● What is expected:
Reading the records beneath this task, work out how many lines contain the word "need" and reply with only that number.

--- Data provided Enclosed Below ---

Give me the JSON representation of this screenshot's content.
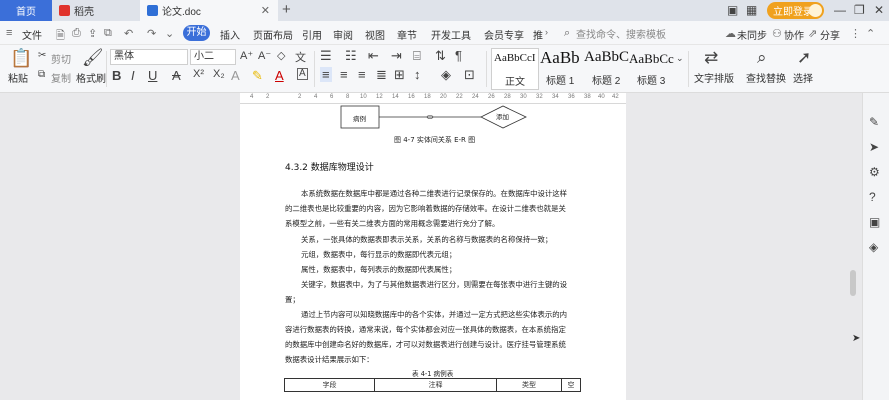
{
  "tabs": {
    "home": "首页",
    "daoke": "稻壳",
    "doc": "论文.doc"
  },
  "window": {
    "login_label": "立即登录",
    "new_tab": "+",
    "minimize": "—",
    "maximize": "❐",
    "close": "✕"
  },
  "menu": {
    "file": "文件",
    "start": "开始",
    "items": [
      "插入",
      "页面布局",
      "引用",
      "审阅",
      "视图",
      "章节",
      "开发工具",
      "会员专享",
      "推"
    ],
    "search_placeholder": "查找命令、搜索模板",
    "unsynced": "未同步",
    "collab": "协作",
    "share": "分享"
  },
  "ribbon": {
    "paste": "粘贴",
    "cut": "剪切",
    "copy": "复制",
    "format_painter": "格式刷",
    "font_name": "黑体",
    "font_size": "小二",
    "styles": [
      {
        "sample": "AaBbCcI",
        "label": "正文"
      },
      {
        "sample": "AaBb",
        "label": "标题 1"
      },
      {
        "sample": "AaBbC",
        "label": "标题 2"
      },
      {
        "sample": "AaBbCc",
        "label": "标题 3"
      }
    ],
    "text_layout": "文字排版",
    "find_replace": "查找替换",
    "select": "选择"
  },
  "ruler": [
    "4",
    "2",
    "2",
    "4",
    "6",
    "8",
    "10",
    "12",
    "14",
    "16",
    "18",
    "20",
    "22",
    "24",
    "26",
    "28",
    "30",
    "32",
    "34",
    "36",
    "38",
    "40",
    "42"
  ],
  "document": {
    "er_entity": "病例",
    "er_diamond": "添加",
    "figure_caption": "图 4-7 实体间关系 E-R 图",
    "heading": "4.3.2  数据库物理设计",
    "paragraphs": [
      "本系统数据在数据库中都是通过各种二维表进行记录保存的。在数据库中设计这样",
      "的二维表也是比较重要的内容，因为它影响着数据的存储效率。在设计二维表也就是关",
      "系模型之前，一些有关二维表方面的常用概念需要进行充分了解。",
      "关系，一张具体的数据表即表示关系，关系的名称与数据表的名称保持一致；",
      "元组，数据表中，每行显示的数据即代表元组；",
      "属性，数据表中，每列表示的数据即代表属性；",
      "关键字，数据表中，为了与其他数据表进行区分，则需要在每张表中进行主键的设",
      "置；",
      "通过上节内容可以知晓数据库中的各个实体，并通过一定方式把这些实体表示的内",
      "容进行数据表的转换，通常来说，每个实体都会对应一张具体的数据表，在本系统指定",
      "的数据库中创建命名好的数据库，才可以对数据表进行创建与设计。医疗挂号管理系统",
      "数据表设计结果展示如下："
    ],
    "table_caption": "表 4-1  病例表",
    "table_headers": [
      "字段",
      "注释",
      "类型",
      "空"
    ]
  },
  "colors": {
    "accent": "#3b6fd9",
    "login": "#f0a11e",
    "daoke_icon": "#e0332c",
    "doc_icon": "#2f6fd6"
  }
}
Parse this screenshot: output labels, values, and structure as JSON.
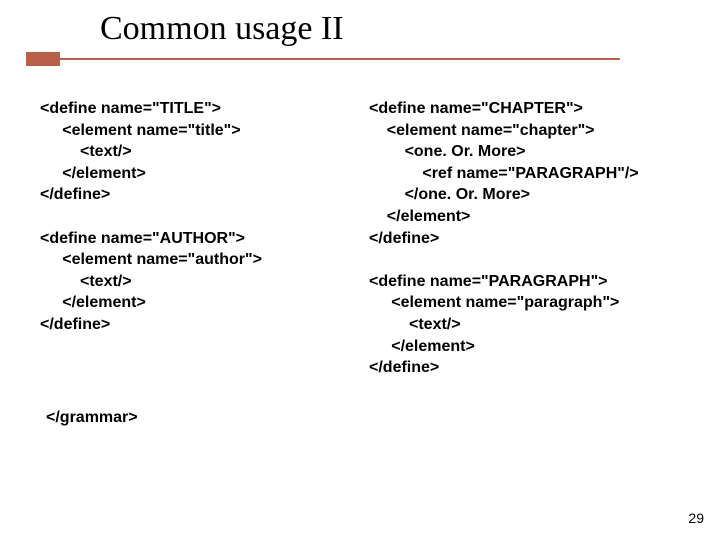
{
  "title": "Common usage II",
  "leftColumn": "<define name=\"TITLE\">\n     <element name=\"title\">\n         <text/>\n     </element>\n</define>\n\n<define name=\"AUTHOR\">\n     <element name=\"author\">\n         <text/>\n     </element>\n</define>",
  "rightColumn": "<define name=\"CHAPTER\">\n    <element name=\"chapter\">\n        <one. Or. More>\n            <ref name=\"PARAGRAPH\"/>\n        </one. Or. More>\n    </element>\n</define>\n\n<define name=\"PARAGRAPH\">\n     <element name=\"paragraph\">\n         <text/>\n     </element>\n</define>",
  "grammarClose": "</grammar>",
  "pageNumber": "29",
  "accentColor": "#b7604a"
}
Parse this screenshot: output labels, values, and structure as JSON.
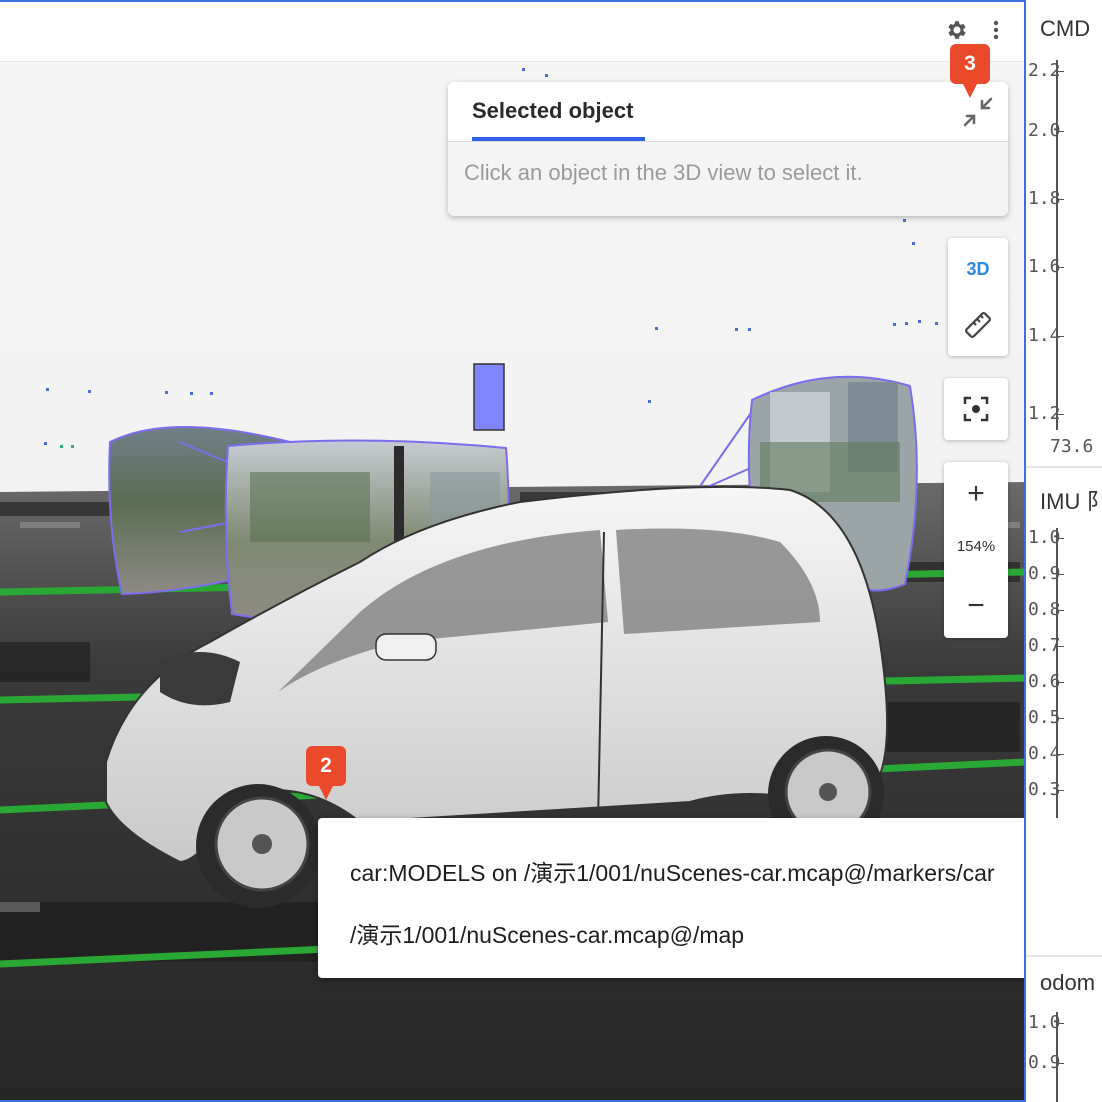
{
  "toolbar": {
    "settings_icon": "gear-icon",
    "menu_icon": "kebab-menu-icon"
  },
  "selected_object": {
    "tab_label": "Selected object",
    "hint": "Click an object in the 3D view to select it.",
    "collapse_icon": "collapse-arrows-icon"
  },
  "tools": {
    "view_mode_label": "3D",
    "measure_icon": "ruler-icon",
    "focus_icon": "focus-target-icon",
    "zoom_in_label": "+",
    "zoom_level": "154%",
    "zoom_out_label": "−"
  },
  "tooltip": {
    "line1": "car:MODELS on /演示1/001/nuScenes-car.mcap@/markers/car",
    "line2": "/演示1/001/nuScenes-car.mcap@/map"
  },
  "badges": {
    "tooltip_badge": "2",
    "collapse_badge": "3"
  },
  "plots": {
    "cmd": {
      "title": "CMD",
      "ticks": [
        "2.2",
        "2.0",
        "1.8",
        "1.6",
        "1.4",
        "1.2"
      ],
      "x_tick": "73.6"
    },
    "imu": {
      "title": "IMU 阝",
      "ticks": [
        "1.0",
        "0.9",
        "0.8",
        "0.7",
        "0.6",
        "0.5",
        "0.4",
        "0.3"
      ]
    },
    "odom": {
      "title": "odom",
      "ticks": [
        "1.0",
        "0.9"
      ]
    }
  },
  "colors": {
    "accent": "#2d62e8",
    "badge": "#ea4a2a",
    "frustum": "#7b6cf0",
    "grid_lines": "#2aa834"
  }
}
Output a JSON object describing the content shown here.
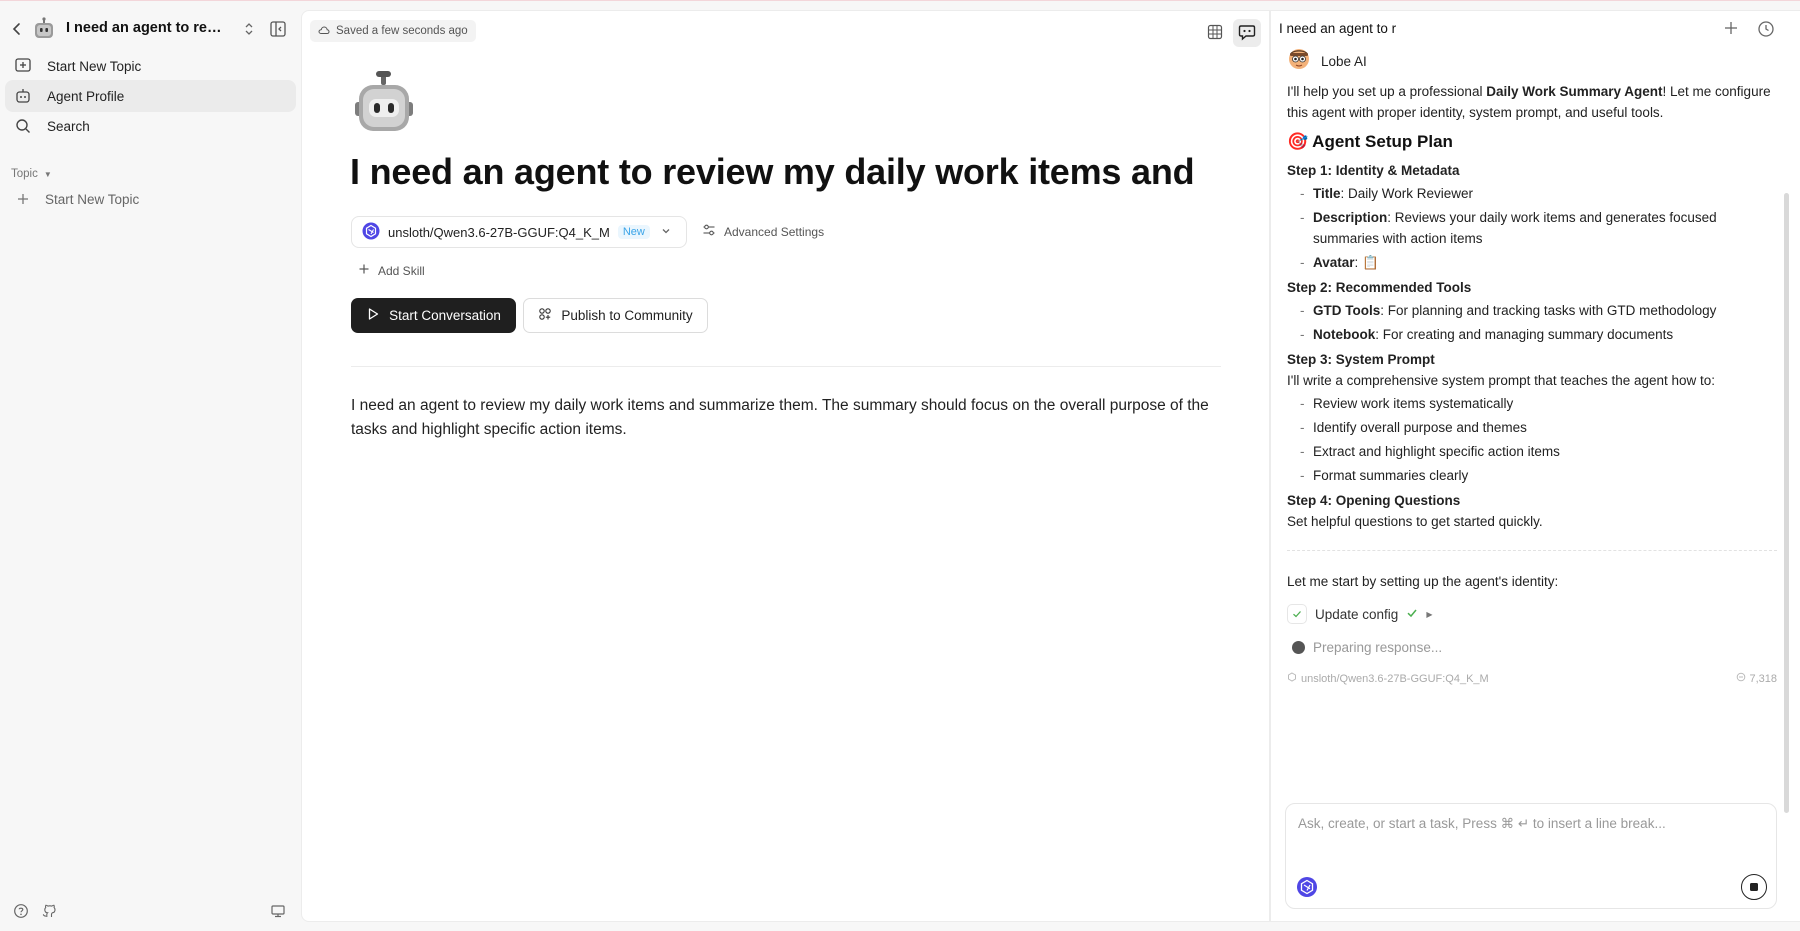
{
  "sidebar": {
    "title": "I need an agent to revie...",
    "items": [
      {
        "label": "Start New Topic",
        "icon": "new-topic-icon"
      },
      {
        "label": "Agent Profile",
        "icon": "robot-icon"
      },
      {
        "label": "Search",
        "icon": "search-icon"
      }
    ],
    "section_label": "Topic",
    "topic_new": "Start New Topic"
  },
  "main": {
    "saved_label": "Saved a few seconds ago",
    "agent_title": "I need an agent to review my daily work items and",
    "model": {
      "name": "unsloth/Qwen3.6-27B-GGUF:Q4_K_M",
      "badge": "New"
    },
    "advanced_settings": "Advanced Settings",
    "add_skill": "Add Skill",
    "start_button": "Start Conversation",
    "publish_button": "Publish to Community",
    "description": "I need an agent to review my daily work items and summarize them. The summary should focus on the overall purpose of the tasks and highlight specific action items."
  },
  "chat": {
    "title": "I need an agent to r",
    "sender": "Lobe AI",
    "intro_pre": "I'll help you set up a professional ",
    "intro_bold": "Daily Work Summary Agent",
    "intro_post": "! Let me configure this agent with proper identity, system prompt, and useful tools.",
    "plan_title": "Agent Setup Plan",
    "steps": [
      {
        "title": "Step 1: Identity & Metadata",
        "items": [
          {
            "bold": "Title",
            "text": ": Daily Work Reviewer"
          },
          {
            "bold": "Description",
            "text": ": Reviews your daily work items and generates focused summaries with action items"
          },
          {
            "bold": "Avatar",
            "text": ": 📋"
          }
        ]
      },
      {
        "title": "Step 2: Recommended Tools",
        "items": [
          {
            "bold": "GTD Tools",
            "text": ": For planning and tracking tasks with GTD methodology"
          },
          {
            "bold": "Notebook",
            "text": ": For creating and managing summary documents"
          }
        ]
      }
    ],
    "step3_title": "Step 3: System Prompt",
    "step3_text": "I'll write a comprehensive system prompt that teaches the agent how to:",
    "step3_items": [
      "Review work items systematically",
      "Identify overall purpose and themes",
      "Extract and highlight specific action items",
      "Format summaries clearly"
    ],
    "step4_title": "Step 4: Opening Questions",
    "step4_text": "Set helpful questions to get started quickly.",
    "lead": "Let me start by setting up the agent's identity:",
    "tool_call": "Update config",
    "preparing": "Preparing response...",
    "model_meta": "unsloth/Qwen3.6-27B-GGUF:Q4_K_M",
    "token_count": "7,318",
    "composer_placeholder": "Ask, create, or start a task, Press ⌘ ↵ to insert a line break..."
  }
}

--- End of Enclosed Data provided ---

● Final answer:
4